This morning I stepped on the scale. Part of me didn’t want to because I knew then I’d have to stop running. I had a rough winter where I endured some pretty deep depression and exacerbated asthma for months, which of course kept me from being active. There were weeks I could barely walk a block without losing my breath. I eventually got it treated but I kept going out to eat with my love and consuming far too much deliciously fatty foods and alcohol. I could feel myself getting sluggish and my clothes fitting different but I kept avoiding. The numbers on the scale this morning shouldn’t have shocked me but they did. My love reminded me of the hard winter I had. She knows I can be hard on myself. I’m trying not to be. I’m trying to remember the woman I was who rollerbladed all over Manhattan and Brooklyn and Queens, who rode her bike and played handball and went to the gym religiously. But while that woman was fit, she wasn’t happy. And now that I’m the happiest I’ve been in I don’t know how long and am in therapy and really working on my healing, the scale reminded me that this journey also includes my physical health. I’m not that person who puts a lot of stock into weight. For much of my life, I didn’t even weigh myself. I think those weight to height charts are ridiculous. I don’t want to be waif skinny. I love my curves and my big ass and my shapely hips. I just want to feel energetic and sprite. I know I haven’t been feeling like that so it’s time to ponerme en pila. I’m 40 now. I gotta do this now.
This week has been about remembering who I was and who I am now, and taking all these lessons to become a better Vanessa. It’s a journey. I’m committed to it. If I can’t do this for myself, who will? It starts with the self, right? Word.
Right! As usual, I’m touched and inspired and completely relate to your reflection and struggles. Admirably, it doesn’t seem like you need a cheerleader – but I am one.
Thanks for sharing this. I love your writing and your honesty. I’m sorry about the hostile, unsolicited criticism. Made me cringe a little reading about it.

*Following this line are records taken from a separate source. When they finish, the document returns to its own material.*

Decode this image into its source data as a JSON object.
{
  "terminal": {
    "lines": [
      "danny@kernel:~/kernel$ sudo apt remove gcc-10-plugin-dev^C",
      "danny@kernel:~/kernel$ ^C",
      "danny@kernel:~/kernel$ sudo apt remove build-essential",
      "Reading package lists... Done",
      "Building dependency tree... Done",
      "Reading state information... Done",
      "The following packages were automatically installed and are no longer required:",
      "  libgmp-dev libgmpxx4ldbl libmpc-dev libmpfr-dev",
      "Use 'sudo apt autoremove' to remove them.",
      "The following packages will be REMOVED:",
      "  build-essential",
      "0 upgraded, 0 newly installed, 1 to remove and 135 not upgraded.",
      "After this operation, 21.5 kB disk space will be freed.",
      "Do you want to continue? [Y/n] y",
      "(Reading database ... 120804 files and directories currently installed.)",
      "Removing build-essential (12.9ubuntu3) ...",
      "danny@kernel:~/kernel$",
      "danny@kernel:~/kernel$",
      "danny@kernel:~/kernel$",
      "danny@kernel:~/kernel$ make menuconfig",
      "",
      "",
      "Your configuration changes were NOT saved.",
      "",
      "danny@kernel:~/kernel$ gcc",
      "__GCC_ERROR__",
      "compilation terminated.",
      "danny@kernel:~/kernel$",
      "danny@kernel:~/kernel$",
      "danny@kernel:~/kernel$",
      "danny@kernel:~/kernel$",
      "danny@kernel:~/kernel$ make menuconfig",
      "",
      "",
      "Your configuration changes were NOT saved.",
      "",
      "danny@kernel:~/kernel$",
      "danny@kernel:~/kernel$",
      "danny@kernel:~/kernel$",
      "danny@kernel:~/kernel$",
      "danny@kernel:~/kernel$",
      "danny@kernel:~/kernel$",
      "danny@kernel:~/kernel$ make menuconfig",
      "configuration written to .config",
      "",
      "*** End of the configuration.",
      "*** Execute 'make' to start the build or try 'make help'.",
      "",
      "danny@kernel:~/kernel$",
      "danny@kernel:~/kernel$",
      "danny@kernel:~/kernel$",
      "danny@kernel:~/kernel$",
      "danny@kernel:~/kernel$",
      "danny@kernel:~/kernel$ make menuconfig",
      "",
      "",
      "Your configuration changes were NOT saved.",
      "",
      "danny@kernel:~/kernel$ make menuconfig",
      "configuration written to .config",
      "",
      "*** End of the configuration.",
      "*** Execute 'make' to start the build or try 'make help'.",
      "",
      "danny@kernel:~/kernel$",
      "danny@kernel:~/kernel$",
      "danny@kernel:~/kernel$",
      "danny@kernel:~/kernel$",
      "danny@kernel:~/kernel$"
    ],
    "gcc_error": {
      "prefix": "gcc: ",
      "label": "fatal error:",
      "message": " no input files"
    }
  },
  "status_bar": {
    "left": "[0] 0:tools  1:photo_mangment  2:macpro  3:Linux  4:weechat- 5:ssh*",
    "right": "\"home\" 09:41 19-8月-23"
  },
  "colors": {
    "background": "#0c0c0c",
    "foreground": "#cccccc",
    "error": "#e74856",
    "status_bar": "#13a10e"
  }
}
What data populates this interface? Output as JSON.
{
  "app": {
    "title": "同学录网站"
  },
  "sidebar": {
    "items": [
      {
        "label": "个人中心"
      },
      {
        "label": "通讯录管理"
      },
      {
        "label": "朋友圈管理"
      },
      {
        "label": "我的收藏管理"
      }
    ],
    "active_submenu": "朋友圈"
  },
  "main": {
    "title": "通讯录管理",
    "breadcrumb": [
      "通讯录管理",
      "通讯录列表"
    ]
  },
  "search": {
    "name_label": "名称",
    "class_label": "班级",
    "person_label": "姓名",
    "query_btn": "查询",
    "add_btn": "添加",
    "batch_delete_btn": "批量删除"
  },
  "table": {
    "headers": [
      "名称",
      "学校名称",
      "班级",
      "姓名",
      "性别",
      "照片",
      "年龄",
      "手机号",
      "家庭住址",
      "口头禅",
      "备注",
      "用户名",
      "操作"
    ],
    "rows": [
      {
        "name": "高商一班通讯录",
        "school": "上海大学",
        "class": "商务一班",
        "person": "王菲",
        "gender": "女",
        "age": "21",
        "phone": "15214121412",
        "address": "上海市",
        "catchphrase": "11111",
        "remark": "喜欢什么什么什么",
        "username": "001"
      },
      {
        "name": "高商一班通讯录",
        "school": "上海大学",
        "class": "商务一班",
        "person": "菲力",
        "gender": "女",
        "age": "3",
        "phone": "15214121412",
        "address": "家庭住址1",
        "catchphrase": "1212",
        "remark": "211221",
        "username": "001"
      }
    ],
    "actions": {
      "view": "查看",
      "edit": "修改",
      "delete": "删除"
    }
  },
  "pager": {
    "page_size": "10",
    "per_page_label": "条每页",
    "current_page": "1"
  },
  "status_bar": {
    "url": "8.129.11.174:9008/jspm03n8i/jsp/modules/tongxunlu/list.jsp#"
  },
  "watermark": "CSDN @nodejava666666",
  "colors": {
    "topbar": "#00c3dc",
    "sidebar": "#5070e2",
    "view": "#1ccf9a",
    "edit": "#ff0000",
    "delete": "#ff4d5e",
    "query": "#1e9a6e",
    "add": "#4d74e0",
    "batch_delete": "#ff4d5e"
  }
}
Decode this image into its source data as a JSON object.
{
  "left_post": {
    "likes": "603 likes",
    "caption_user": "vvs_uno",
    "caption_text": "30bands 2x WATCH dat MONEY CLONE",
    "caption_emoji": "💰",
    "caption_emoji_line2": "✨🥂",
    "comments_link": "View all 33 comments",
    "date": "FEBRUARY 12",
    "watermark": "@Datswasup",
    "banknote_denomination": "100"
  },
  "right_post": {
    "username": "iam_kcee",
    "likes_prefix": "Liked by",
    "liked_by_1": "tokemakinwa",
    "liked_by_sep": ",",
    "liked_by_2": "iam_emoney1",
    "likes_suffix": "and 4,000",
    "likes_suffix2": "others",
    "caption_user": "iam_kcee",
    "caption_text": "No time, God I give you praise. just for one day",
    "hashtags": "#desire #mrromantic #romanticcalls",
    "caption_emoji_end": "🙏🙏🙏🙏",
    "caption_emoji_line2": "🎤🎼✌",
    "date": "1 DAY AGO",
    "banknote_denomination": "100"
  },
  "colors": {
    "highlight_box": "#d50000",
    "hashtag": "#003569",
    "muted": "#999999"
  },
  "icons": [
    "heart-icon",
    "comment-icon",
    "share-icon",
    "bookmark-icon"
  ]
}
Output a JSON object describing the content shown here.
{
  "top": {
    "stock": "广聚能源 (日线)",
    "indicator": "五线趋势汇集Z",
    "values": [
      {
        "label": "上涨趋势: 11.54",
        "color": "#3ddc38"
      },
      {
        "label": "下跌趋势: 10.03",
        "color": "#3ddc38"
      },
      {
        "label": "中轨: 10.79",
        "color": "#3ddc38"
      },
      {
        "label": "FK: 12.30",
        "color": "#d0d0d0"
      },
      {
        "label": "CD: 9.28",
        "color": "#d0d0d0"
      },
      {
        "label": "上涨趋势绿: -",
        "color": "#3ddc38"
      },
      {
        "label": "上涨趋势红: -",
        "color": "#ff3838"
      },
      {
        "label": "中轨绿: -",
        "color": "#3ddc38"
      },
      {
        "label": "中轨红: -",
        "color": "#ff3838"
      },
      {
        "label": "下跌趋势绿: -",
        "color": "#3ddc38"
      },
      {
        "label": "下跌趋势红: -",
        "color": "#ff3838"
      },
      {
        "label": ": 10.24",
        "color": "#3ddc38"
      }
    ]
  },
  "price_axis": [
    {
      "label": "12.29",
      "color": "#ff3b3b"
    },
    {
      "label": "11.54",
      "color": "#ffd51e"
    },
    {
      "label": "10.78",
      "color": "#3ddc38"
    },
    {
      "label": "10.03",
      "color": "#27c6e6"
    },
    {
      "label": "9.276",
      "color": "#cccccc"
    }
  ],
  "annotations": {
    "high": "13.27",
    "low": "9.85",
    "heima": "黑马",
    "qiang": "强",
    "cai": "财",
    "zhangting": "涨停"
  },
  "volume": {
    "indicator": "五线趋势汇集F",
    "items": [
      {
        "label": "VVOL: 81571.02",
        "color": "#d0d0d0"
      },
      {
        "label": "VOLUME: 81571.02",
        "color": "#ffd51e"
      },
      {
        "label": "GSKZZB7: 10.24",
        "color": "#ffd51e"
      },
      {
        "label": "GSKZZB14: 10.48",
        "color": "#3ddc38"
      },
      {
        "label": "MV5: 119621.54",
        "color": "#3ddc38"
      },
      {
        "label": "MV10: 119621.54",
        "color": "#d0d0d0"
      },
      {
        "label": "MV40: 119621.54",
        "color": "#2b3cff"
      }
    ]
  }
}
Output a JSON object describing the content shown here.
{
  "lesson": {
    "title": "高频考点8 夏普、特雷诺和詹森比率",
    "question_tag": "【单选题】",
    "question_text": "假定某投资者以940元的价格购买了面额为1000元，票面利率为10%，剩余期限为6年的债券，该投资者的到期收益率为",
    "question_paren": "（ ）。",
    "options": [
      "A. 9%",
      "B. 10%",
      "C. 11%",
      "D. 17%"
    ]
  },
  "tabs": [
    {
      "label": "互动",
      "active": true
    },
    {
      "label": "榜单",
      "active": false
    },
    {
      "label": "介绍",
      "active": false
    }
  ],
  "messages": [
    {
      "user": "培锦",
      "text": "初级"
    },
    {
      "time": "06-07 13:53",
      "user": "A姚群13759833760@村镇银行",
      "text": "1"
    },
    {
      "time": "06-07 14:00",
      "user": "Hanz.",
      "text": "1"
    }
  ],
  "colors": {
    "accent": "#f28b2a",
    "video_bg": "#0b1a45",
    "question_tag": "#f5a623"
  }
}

Thanks for this. I wrote something a couple days ago (on my Facebook page) as a reply to the current political situation in our area. To be blunt, it’s dire! I got so much positive feedback about it and many told me I should forward it on to a local Independent newspaper. The person who contacted me back said that my 1700 words should be cut to about 1000 if I wanted to reach more people.
I was a little pissed at his assessment, but did my best to cut and re-submit. In one way, I wish I hadn’t – because it ended up not sounding like my original, authentic and emotional piece. Which is what I believe it needs to be to truly reach people. But it’s done now – we shall see the results.
Thank you for sharing this, my dear. I can relate. I also recently read the interview concerning your battle with heroin, and enjoyed it thoroughly. Drug addiction is somewhat of a subject of interest for me, though I have never known its effects myself.
Thanks for reading but it was my brother who struggled with heroin addiction not me.
I see. He has recovered with the proper aid, correct?
Read the interview more closely. No. He passed away.
I haven’t finished yet, my dear. At the next possible moment I shall. Good Lord, my condolences.